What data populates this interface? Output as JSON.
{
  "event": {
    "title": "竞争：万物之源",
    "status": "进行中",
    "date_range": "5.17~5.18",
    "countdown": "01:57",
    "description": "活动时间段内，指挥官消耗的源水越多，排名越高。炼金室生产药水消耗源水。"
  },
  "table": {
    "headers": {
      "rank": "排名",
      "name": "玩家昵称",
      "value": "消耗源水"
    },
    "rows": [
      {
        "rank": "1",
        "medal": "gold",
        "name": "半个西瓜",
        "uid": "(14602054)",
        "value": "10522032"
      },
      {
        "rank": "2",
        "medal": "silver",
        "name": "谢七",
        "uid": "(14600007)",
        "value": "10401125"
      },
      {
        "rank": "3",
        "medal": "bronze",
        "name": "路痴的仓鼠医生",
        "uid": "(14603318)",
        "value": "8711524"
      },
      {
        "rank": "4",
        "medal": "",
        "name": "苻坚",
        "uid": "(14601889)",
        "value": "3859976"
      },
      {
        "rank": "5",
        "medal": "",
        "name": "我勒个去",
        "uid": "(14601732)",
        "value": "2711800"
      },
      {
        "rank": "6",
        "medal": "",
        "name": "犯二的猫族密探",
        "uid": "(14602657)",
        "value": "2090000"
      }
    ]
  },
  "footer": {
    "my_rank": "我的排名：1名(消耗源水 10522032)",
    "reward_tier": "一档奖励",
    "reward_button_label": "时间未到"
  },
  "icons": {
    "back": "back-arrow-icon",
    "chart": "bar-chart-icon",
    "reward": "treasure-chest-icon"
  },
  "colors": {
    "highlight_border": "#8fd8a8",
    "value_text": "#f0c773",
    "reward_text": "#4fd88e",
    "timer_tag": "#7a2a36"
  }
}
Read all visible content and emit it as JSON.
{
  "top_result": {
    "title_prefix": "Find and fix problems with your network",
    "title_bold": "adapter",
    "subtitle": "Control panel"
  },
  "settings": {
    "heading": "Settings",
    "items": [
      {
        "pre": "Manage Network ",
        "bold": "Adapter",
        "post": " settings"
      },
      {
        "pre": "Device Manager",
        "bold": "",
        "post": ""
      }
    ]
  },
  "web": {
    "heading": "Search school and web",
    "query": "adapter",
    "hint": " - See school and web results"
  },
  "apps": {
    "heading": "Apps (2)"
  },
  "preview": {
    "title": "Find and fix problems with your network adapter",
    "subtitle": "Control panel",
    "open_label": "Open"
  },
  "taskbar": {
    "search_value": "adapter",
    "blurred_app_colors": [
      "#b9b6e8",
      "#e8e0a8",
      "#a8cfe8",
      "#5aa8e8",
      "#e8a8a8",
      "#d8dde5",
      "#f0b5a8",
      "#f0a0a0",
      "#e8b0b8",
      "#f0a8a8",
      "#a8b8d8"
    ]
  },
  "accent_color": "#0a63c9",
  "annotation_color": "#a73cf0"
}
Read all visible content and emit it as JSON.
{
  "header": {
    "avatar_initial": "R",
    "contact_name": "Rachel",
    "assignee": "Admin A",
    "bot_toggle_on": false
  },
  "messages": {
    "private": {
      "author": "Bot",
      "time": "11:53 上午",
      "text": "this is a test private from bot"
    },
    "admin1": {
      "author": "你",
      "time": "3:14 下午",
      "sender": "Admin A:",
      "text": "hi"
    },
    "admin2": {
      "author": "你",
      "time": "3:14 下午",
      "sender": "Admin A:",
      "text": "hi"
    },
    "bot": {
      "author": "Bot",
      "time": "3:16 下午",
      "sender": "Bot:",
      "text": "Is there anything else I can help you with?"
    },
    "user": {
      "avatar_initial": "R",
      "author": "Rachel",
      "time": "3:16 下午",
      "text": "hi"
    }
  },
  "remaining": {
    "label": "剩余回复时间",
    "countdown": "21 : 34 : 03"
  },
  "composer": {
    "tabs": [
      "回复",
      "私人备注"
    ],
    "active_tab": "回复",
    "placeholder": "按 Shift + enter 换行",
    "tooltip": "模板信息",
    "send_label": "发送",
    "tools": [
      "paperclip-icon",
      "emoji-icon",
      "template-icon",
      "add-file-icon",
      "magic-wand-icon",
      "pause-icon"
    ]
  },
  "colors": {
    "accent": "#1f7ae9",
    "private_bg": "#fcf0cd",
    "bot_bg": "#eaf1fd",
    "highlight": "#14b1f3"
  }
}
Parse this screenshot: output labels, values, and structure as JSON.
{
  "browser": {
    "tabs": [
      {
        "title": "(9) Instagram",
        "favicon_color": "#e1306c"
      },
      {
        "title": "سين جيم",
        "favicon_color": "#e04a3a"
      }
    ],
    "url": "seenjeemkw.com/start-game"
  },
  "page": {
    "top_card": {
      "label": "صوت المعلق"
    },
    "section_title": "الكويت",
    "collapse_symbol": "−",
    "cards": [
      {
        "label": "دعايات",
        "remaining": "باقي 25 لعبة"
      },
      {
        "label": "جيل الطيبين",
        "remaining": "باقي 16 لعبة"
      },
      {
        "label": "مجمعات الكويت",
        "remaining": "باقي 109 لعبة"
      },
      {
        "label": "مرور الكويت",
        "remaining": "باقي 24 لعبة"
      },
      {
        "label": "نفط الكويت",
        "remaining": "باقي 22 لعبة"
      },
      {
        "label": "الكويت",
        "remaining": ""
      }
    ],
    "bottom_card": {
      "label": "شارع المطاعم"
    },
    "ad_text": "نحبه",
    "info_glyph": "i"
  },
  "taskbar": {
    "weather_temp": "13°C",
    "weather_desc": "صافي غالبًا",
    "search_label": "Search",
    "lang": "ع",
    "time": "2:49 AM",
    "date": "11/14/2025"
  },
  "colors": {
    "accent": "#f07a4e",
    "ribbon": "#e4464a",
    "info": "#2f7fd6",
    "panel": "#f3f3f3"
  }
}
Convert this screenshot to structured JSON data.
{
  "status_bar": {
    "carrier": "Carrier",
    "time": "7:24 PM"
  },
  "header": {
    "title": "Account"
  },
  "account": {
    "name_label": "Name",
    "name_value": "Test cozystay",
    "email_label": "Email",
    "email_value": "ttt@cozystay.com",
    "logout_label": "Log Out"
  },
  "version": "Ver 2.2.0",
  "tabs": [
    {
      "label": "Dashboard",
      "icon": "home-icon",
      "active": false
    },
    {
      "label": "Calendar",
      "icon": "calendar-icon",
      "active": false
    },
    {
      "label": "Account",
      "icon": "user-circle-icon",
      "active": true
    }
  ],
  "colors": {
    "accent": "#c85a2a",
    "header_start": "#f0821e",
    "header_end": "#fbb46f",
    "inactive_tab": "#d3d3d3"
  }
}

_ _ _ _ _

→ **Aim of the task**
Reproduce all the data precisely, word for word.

→ **Answer box**
What data populates this interface? Output as JSON.
{
  "event": {
    "title": "竞争：万物之源",
    "status": "进行中",
    "date_range": "5.17~5.18",
    "countdown": "01:57",
    "description": "活动时间段内，指挥官消耗的源水越多，排名越高。炼金室生产药水消耗源水。"
  },
  "table": {
    "headers": {
      "rank": "排名",
      "name": "玩家昵称",
      "value": "消耗源水"
    },
    "rows": [
      {
        "rank": "1",
        "medal": "gold",
        "name": "半个西瓜",
        "uid": "(14602054)",
        "value": "10522032"
      },
      {
        "rank": "2",
        "medal": "silver",
        "name": "谢七",
        "uid": "(14600007)",
        "value": "10401125"
      },
      {
        "rank": "3",
        "medal": "bronze",
        "name": "路痴的仓鼠医生",
        "uid": "(14603318)",
        "value": "8711524"
      },
      {
        "rank": "4",
        "medal": "",
        "name": "苻坚",
        "uid": "(14601889)",
        "value": "3859976"
      },
      {
        "rank": "5",
        "medal": "",
        "name": "我勒个去",
        "uid": "(14601732)",
        "value": "2711800"
      },
      {
        "rank": "6",
        "medal": "",
        "name": "犯二的猫族密探",
        "uid": "(14602657)",
        "value": "2090000"
      }
    ]
  },
  "footer": {
    "my_rank": "我的排名：1名(消耗源水 10522032)",
    "reward_tier": "一档奖励",
    "reward_button_label": "时间未到"
  },
  "icons": {
    "back": "back-arrow-icon",
    "chart": "bar-chart-icon",
    "reward": "treasure-chest-icon"
  },
  "colors": {
    "highlight_border": "#8fd8a8",
    "value_text": "#f0c773",
    "reward_text": "#4fd88e",
    "timer_tag": "#7a2a36"
  }
}
Read all visible content and emit it as JSON.
{
  "top_result": {
    "title_prefix": "Find and fix problems with your network",
    "title_bold": "adapter",
    "subtitle": "Control panel"
  },
  "settings": {
    "heading": "Settings",
    "items": [
      {
        "pre": "Manage Network ",
        "bold": "Adapter",
        "post": " settings"
      },
      {
        "pre": "Device Manager",
        "bold": "",
        "post": ""
      }
    ]
  },
  "web": {
    "heading": "Search school and web",
    "query": "adapter",
    "hint": " - See school and web results"
  },
  "apps": {
    "heading": "Apps (2)"
  },
  "preview": {
    "title": "Find and fix problems with your network adapter",
    "subtitle": "Control panel",
    "open_label": "Open"
  },
  "taskbar": {
    "search_value": "adapter",
    "blurred_app_colors": [
      "#b9b6e8",
      "#e8e0a8",
      "#a8cfe8",
      "#5aa8e8",
      "#e8a8a8",
      "#d8dde5",
      "#f0b5a8",
      "#f0a0a0",
      "#e8b0b8",
      "#f0a8a8",
      "#a8b8d8"
    ]
  },
  "accent_color": "#0a63c9",
  "annotation_color": "#a73cf0"
}
Read all visible content and emit it as JSON.
{
  "header": {
    "avatar_initial": "R",
    "contact_name": "Rachel",
    "assignee": "Admin A",
    "bot_toggle_on": false
  },
  "messages": {
    "private": {
      "author": "Bot",
      "time": "11:53 上午",
      "text": "this is a test private from bot"
    },
    "admin1": {
      "author": "你",
      "time": "3:14 下午",
      "sender": "Admin A:",
      "text": "hi"
    },
    "admin2": {
      "author": "你",
      "time": "3:14 下午",
      "sender": "Admin A:",
      "text": "hi"
    },
    "bot": {
      "author": "Bot",
      "time": "3:16 下午",
      "sender": "Bot:",
      "text": "Is there anything else I can help you with?"
    },
    "user": {
      "avatar_initial": "R",
      "author": "Rachel",
      "time": "3:16 下午",
      "text": "hi"
    }
  },
  "remaining": {
    "label": "剩余回复时间",
    "countdown": "21 : 34 : 03"
  },
  "composer": {
    "tabs": [
      "回复",
      "私人备注"
    ],
    "active_tab": "回复",
    "placeholder": "按 Shift + enter 换行",
    "tooltip": "模板信息",
    "send_label": "发送",
    "tools": [
      "paperclip-icon",
      "emoji-icon",
      "template-icon",
      "add-file-icon",
      "magic-wand-icon",
      "pause-icon"
    ]
  },
  "colors": {
    "accent": "#1f7ae9",
    "private_bg": "#fcf0cd",
    "bot_bg": "#eaf1fd",
    "highlight": "#14b1f3"
  }
}
Parse this screenshot: output labels, values, and structure as JSON.
{
  "browser": {
    "tabs": [
      {
        "title": "(9) Instagram",
        "favicon_color": "#e1306c"
      },
      {
        "title": "سين جيم",
        "favicon_color": "#e04a3a"
      }
    ],
    "url": "seenjeemkw.com/start-game"
  },
  "page": {
    "top_card": {
      "label": "صوت المعلق"
    },
    "section_title": "الكويت",
    "collapse_symbol": "−",
    "cards": [
      {
        "label": "دعايات",
        "remaining": "باقي 25 لعبة"
      },
      {
        "label": "جيل الطيبين",
        "remaining": "باقي 16 لعبة"
      },
      {
        "label": "مجمعات الكويت",
        "remaining": "باقي 109 لعبة"
      },
      {
        "label": "مرور الكويت",
        "remaining": "باقي 24 لعبة"
      },
      {
        "label": "نفط الكويت",
        "remaining": "باقي 22 لعبة"
      },
      {
        "label": "الكويت",
        "remaining": ""
      }
    ],
    "bottom_card": {
      "label": "شارع المطاعم"
    },
    "ad_text": "نحبه",
    "info_glyph": "i"
  },
  "taskbar": {
    "weather_temp": "13°C",
    "weather_desc": "صافي غالبًا",
    "search_label": "Search",
    "lang": "ع",
    "time": "2:49 AM",
    "date": "11/14/2025"
  },
  "colors": {
    "accent": "#f07a4e",
    "ribbon": "#e4464a",
    "info": "#2f7fd6",
    "panel": "#f3f3f3"
  }
}
Convert this screenshot to structured JSON data.
{
  "status_bar": {
    "carrier": "Carrier",
    "time": "7:24 PM"
  },
  "header": {
    "title": "Account"
  },
  "account": {
    "name_label": "Name",
    "name_value": "Test cozystay",
    "email_label": "Email",
    "email_value": "ttt@cozystay.com",
    "logout_label": "Log Out"
  },
  "version": "Ver 2.2.0",
  "tabs": [
    {
      "label": "Dashboard",
      "icon": "home-icon",
      "active": false
    },
    {
      "label": "Calendar",
      "icon": "calendar-icon",
      "active": false
    },
    {
      "label": "Account",
      "icon": "user-circle-icon",
      "active": true
    }
  ],
  "colors": {
    "accent": "#c85a2a",
    "header_start": "#f0821e",
    "header_end": "#fbb46f",
    "inactive_tab": "#d3d3d3"
  }
}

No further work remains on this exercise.